Johann Nepomuk Hummel, a German composer, born in Presburg, Hungary, Nov. 17, 1778, died at Weimar, Oct. 17,1837. At seven years of age he showed so much talent that Mozart assumed the direction of his musical studies. Later he received lessons in harmony, accompaniment, and counterpoint from Albrechts-berger, and valuable suggestions from Salieri. In 1803 he entered the service of Prince Esterhazy, and composed his first mass, which won the approval of Haydn. From 1811 to 1816 he taught at Vienna, and after that was successively chapelmaster to the king of Wtirtem-burg and the grand duke of Saxe-Weimar. He made many tours through Germany, France, Great Britain, and Russia, winning renown as a pianist. He excelled as a pianist, improvisator, and composer. His improvisations were remarkable for their originality and brilliancy, and were so carefully worked out as to have all the character of finished compositions. He took high rank as a composer, but it was unfortunate for his reputation that he was the contemporary of Beethoven, by whose genius he was overshadowed. He composed for the stage, the church, and the concert room. His compositions of the first class consist of operas, pantomimes, and ballets; of the second, of three masses for voice, organ, and orchestra.

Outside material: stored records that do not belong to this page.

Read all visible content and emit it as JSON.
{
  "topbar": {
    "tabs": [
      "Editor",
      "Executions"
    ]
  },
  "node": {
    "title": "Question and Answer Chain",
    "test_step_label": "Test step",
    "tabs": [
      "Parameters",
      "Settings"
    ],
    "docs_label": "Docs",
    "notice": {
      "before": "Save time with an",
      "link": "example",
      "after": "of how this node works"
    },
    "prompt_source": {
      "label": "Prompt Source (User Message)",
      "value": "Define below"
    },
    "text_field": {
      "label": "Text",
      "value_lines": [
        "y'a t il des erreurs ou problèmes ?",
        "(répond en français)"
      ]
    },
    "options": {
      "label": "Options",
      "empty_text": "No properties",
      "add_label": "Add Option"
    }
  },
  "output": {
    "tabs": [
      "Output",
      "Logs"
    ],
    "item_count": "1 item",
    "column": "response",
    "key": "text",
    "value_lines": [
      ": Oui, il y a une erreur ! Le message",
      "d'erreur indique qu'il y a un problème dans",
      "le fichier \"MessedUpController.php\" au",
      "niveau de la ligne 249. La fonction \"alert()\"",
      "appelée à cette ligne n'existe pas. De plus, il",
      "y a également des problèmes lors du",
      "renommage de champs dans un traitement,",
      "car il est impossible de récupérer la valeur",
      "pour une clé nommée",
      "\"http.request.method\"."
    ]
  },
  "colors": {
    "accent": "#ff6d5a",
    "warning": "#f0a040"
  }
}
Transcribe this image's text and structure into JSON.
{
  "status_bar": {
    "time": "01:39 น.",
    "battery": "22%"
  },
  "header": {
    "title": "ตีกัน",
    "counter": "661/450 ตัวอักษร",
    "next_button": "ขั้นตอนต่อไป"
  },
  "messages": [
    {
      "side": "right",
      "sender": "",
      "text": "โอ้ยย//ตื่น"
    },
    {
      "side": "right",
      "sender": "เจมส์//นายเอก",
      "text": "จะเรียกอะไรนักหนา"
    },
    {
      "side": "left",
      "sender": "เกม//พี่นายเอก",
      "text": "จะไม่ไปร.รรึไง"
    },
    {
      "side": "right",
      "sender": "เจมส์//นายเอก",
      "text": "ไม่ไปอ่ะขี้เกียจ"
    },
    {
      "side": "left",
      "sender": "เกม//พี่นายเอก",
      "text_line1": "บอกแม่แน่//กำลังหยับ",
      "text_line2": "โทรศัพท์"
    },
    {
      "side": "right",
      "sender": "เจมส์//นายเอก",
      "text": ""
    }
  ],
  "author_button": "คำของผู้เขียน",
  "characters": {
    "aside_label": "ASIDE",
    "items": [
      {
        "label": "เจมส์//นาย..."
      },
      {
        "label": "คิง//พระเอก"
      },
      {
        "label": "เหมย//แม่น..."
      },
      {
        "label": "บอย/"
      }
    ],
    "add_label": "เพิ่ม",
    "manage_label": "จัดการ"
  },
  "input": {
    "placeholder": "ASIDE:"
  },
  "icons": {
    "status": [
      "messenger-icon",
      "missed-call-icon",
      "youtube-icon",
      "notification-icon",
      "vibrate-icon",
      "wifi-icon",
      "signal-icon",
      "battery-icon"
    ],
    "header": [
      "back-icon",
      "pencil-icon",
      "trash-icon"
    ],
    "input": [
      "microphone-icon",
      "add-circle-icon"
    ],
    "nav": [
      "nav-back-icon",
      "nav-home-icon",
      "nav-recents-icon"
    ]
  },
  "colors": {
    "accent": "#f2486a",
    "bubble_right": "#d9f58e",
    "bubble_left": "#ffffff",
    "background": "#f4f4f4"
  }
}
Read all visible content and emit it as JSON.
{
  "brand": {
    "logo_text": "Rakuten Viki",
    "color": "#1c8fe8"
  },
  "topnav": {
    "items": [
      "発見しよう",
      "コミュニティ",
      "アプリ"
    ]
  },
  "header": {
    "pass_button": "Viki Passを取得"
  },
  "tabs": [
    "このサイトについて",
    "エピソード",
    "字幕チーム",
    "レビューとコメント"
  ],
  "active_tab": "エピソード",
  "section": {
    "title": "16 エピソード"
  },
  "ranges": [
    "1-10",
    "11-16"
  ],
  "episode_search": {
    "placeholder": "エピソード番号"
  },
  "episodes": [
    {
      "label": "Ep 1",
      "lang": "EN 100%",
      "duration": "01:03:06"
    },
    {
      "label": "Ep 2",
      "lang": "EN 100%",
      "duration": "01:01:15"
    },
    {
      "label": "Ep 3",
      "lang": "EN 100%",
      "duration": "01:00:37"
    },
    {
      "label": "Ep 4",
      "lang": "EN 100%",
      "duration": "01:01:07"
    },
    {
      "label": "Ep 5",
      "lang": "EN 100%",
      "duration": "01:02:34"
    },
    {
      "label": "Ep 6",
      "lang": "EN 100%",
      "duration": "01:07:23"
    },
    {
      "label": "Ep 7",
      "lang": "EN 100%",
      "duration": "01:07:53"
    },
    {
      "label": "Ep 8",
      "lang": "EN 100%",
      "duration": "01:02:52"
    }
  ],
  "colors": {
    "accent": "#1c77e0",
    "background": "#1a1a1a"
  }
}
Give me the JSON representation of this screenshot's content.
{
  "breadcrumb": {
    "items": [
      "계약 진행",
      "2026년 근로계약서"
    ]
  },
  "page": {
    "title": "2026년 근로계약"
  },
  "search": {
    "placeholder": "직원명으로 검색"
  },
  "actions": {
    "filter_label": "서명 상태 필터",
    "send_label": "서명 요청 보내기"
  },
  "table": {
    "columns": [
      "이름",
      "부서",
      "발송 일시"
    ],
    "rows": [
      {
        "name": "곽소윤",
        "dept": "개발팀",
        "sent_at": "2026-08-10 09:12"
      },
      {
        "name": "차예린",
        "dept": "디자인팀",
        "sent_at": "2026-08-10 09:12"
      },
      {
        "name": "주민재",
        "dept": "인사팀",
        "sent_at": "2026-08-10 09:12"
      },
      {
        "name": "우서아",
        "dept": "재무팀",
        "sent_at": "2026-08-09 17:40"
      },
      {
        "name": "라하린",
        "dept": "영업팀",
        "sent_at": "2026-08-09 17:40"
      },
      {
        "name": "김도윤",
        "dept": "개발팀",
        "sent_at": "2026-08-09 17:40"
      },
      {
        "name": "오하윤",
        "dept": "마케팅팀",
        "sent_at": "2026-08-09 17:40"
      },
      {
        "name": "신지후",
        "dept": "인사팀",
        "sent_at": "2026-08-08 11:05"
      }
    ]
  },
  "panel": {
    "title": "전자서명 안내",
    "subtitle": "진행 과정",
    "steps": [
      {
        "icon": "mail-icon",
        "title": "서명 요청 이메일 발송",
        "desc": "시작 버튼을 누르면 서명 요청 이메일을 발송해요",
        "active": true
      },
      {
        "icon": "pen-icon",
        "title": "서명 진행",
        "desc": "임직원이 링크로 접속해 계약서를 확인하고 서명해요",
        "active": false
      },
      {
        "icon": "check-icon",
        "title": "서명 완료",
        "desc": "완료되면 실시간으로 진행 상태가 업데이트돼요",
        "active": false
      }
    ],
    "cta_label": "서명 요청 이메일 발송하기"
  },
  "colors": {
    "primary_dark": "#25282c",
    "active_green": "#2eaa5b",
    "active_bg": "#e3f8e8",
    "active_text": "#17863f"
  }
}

The third class is the most numerous, consisting of concerted pieces for various instruments, trios, quartets, quintets, and septets, with many works for the piano alone. He wrote also a complete pianoforte method, which in spite of its many merits has been superseded by later works in stricter relation to the requirements of modern art.